[Start of Attachment]

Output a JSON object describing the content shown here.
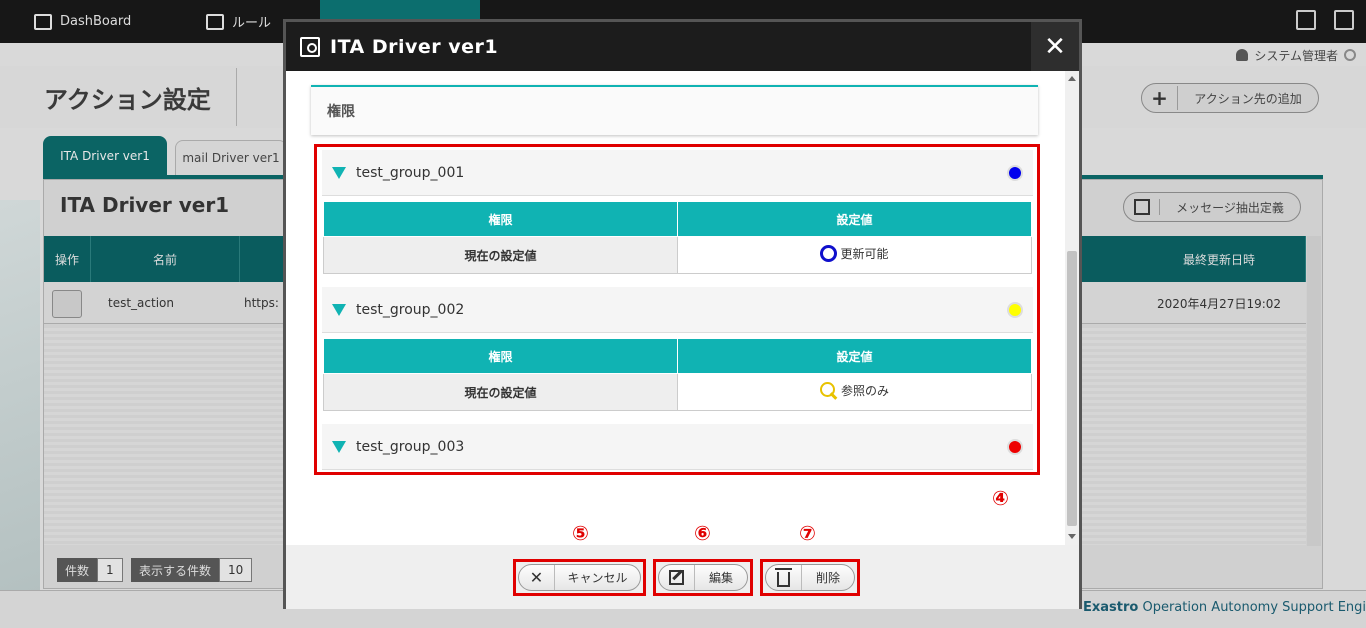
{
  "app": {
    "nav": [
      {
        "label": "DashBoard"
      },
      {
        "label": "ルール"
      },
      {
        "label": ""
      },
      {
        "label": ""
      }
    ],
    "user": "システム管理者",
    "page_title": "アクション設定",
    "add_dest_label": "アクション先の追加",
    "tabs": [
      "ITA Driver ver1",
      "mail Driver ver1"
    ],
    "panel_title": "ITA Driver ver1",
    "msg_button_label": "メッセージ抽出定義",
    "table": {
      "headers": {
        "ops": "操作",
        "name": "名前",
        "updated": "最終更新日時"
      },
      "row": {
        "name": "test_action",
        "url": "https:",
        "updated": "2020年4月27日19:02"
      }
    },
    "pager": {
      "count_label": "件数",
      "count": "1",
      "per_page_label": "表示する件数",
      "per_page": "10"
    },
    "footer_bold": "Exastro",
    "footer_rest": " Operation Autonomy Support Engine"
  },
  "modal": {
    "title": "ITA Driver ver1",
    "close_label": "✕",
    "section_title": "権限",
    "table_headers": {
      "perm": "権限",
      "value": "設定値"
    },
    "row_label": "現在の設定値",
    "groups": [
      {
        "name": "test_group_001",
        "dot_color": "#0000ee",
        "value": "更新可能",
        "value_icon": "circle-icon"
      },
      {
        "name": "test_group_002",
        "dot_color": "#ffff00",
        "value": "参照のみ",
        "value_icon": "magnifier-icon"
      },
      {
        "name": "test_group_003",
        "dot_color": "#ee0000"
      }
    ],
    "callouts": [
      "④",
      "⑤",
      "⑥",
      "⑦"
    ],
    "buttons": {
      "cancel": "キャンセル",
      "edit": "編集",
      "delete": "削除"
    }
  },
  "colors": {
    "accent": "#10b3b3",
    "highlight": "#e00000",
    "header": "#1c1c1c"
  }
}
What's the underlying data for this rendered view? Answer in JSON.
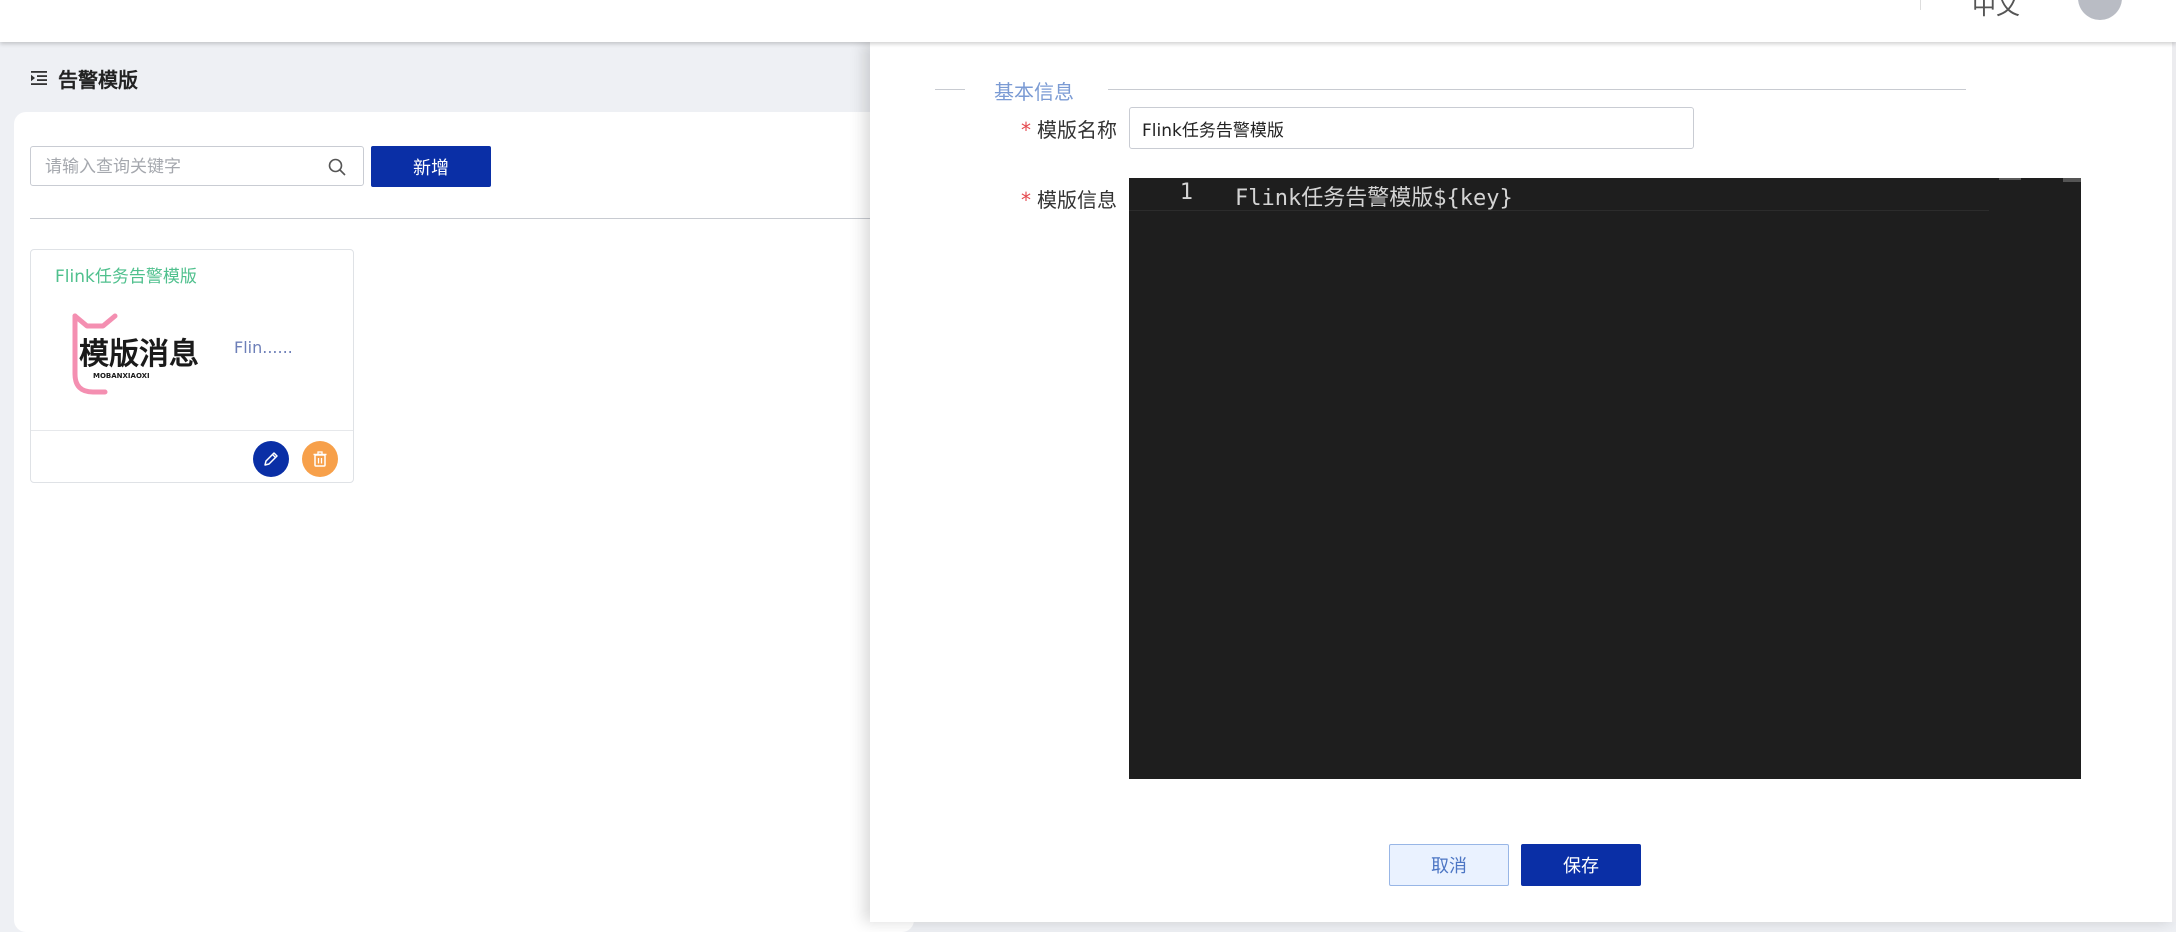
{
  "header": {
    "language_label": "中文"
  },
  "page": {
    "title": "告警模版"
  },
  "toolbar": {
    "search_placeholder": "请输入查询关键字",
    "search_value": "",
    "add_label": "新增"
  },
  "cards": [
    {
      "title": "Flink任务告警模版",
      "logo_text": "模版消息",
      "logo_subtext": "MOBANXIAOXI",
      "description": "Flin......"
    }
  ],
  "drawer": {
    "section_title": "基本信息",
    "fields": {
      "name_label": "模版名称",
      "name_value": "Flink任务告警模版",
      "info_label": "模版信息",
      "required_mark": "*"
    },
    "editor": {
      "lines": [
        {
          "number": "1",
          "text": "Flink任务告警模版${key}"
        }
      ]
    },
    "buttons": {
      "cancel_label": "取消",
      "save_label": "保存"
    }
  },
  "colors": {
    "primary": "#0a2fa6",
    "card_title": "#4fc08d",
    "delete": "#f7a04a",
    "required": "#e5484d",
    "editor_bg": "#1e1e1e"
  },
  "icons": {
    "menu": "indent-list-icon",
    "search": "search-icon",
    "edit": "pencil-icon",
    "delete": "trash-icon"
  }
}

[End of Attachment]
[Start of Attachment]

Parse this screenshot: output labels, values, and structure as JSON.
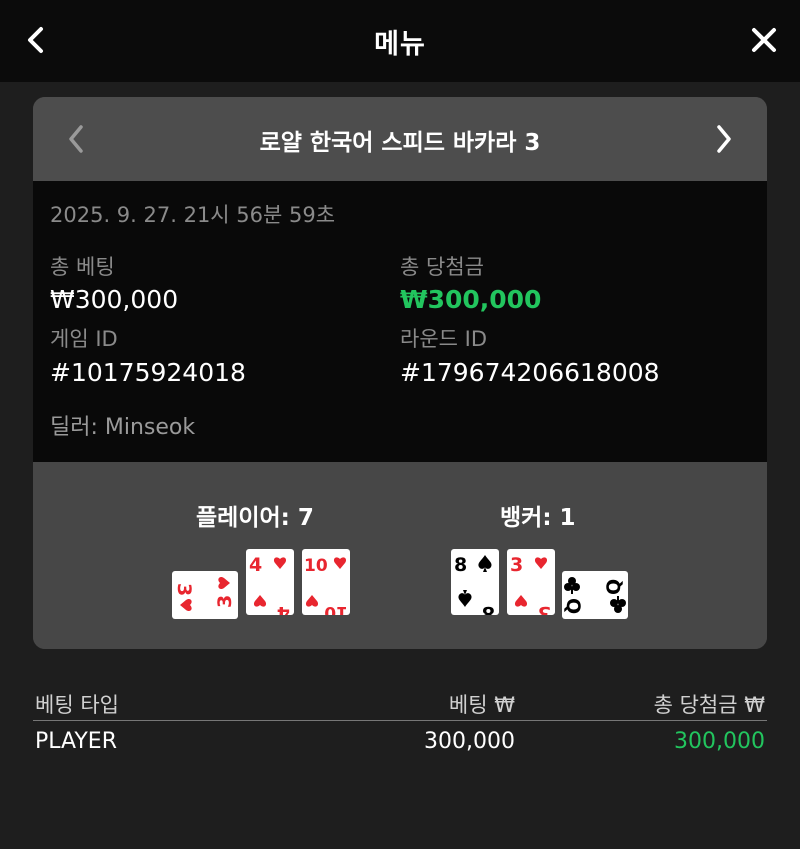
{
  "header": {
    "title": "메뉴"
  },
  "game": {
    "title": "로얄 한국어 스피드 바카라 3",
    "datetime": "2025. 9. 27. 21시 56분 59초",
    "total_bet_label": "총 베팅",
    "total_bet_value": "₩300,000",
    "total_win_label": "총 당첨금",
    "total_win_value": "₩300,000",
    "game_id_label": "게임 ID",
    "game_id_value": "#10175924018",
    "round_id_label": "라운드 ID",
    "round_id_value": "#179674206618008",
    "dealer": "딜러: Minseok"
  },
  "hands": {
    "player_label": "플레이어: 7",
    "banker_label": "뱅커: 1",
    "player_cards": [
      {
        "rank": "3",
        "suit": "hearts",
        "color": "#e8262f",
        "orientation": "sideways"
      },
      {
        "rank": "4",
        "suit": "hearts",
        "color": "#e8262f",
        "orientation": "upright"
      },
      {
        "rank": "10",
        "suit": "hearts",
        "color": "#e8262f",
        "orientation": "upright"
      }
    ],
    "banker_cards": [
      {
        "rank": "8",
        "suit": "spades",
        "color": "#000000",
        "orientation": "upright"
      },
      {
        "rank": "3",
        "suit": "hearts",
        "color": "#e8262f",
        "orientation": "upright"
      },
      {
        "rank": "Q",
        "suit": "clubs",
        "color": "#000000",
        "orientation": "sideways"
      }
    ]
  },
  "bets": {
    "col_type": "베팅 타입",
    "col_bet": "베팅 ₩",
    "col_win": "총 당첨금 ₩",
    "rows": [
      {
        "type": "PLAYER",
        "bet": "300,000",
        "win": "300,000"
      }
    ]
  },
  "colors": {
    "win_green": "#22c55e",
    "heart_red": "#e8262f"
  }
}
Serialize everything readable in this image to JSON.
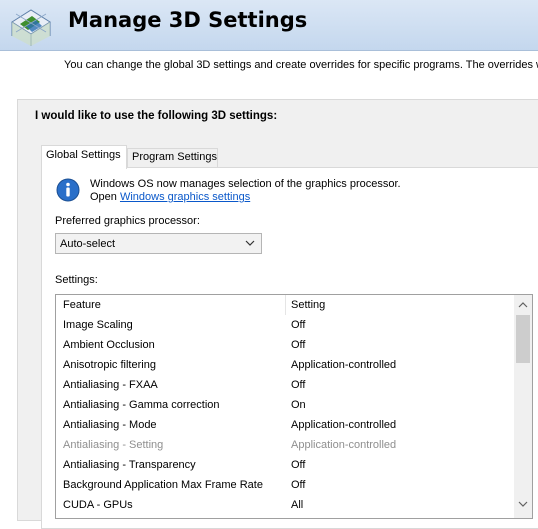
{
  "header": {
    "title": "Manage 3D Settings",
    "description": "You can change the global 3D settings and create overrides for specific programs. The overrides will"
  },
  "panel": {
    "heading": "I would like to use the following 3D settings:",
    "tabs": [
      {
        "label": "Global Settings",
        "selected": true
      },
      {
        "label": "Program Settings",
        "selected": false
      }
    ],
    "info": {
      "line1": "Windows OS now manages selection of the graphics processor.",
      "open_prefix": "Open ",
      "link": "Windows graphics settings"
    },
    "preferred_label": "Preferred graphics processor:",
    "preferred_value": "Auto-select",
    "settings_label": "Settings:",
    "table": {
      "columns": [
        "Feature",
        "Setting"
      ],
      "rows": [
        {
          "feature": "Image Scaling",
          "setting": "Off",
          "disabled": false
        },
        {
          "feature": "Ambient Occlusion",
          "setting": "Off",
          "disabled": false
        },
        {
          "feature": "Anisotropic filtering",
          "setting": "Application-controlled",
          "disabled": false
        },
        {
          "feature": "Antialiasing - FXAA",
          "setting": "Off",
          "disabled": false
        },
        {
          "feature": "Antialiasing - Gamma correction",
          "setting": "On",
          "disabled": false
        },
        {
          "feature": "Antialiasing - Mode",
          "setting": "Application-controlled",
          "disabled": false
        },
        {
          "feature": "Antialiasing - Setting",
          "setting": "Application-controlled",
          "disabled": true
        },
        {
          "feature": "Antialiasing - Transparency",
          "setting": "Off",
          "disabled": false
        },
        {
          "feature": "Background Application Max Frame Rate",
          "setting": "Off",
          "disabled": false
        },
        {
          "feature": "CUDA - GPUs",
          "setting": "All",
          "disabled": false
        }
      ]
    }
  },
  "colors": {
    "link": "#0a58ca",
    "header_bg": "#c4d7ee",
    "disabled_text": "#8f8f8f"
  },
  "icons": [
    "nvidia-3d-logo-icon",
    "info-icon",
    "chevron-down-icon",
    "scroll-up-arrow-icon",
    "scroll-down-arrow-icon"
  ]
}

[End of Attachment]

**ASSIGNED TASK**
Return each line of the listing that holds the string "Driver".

**TASK SOLUTION**
      "ITA Driver ver1",
      "mail Driver ver1"
    "panel_title": "ITA Driver ver1",
    "title": "ITA Driver ver1",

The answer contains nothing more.